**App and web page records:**

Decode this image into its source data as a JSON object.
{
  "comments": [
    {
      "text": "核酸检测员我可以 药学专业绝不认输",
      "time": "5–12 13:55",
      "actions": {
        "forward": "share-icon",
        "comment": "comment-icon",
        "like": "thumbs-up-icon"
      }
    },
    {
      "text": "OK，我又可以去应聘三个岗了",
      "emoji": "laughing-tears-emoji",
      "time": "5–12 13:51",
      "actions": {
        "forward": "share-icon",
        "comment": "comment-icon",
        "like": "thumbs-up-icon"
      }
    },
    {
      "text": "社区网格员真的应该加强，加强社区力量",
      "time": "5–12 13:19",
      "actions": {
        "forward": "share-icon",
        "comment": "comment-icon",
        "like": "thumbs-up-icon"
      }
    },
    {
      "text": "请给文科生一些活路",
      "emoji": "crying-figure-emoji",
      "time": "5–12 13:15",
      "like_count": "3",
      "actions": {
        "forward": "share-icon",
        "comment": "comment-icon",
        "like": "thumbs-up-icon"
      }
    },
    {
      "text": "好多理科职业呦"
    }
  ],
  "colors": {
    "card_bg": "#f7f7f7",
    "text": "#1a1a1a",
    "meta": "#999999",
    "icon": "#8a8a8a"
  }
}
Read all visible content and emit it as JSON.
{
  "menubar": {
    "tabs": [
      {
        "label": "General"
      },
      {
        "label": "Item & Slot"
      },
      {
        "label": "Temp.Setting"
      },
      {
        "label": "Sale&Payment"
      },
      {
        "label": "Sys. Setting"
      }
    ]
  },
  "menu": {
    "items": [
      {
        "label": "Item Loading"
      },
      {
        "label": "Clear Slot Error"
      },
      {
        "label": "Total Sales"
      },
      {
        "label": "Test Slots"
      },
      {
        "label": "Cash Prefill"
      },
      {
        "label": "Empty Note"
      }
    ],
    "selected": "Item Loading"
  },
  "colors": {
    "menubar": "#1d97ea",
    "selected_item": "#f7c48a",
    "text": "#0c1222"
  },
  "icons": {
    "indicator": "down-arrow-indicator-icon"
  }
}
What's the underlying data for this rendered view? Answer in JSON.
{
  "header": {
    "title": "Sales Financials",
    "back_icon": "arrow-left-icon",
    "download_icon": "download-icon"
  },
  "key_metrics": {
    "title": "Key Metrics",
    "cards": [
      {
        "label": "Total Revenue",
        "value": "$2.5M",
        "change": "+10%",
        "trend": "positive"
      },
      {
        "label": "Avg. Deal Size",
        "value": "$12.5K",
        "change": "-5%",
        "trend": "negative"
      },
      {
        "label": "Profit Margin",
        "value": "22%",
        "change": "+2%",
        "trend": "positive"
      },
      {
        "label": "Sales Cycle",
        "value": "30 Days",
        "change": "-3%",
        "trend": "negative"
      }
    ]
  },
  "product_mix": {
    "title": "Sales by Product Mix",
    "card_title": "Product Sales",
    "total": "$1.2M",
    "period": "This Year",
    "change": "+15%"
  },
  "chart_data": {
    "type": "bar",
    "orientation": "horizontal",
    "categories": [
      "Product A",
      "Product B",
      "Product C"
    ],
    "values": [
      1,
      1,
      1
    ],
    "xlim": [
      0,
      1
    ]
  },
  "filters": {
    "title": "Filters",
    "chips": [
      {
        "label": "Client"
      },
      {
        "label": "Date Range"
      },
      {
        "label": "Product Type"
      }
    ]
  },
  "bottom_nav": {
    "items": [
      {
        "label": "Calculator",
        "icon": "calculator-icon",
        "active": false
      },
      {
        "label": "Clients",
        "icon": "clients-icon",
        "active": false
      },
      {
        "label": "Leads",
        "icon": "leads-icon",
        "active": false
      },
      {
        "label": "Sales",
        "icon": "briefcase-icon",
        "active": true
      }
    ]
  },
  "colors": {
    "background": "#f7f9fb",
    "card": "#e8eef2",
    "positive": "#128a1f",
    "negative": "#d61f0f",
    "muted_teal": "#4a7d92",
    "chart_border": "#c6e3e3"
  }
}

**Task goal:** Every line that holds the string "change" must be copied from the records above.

**Your response:**
        "change": "+10%",
        "change": "-5%",
        "change": "+2%",
        "change": "-3%",
    "change": "+15%"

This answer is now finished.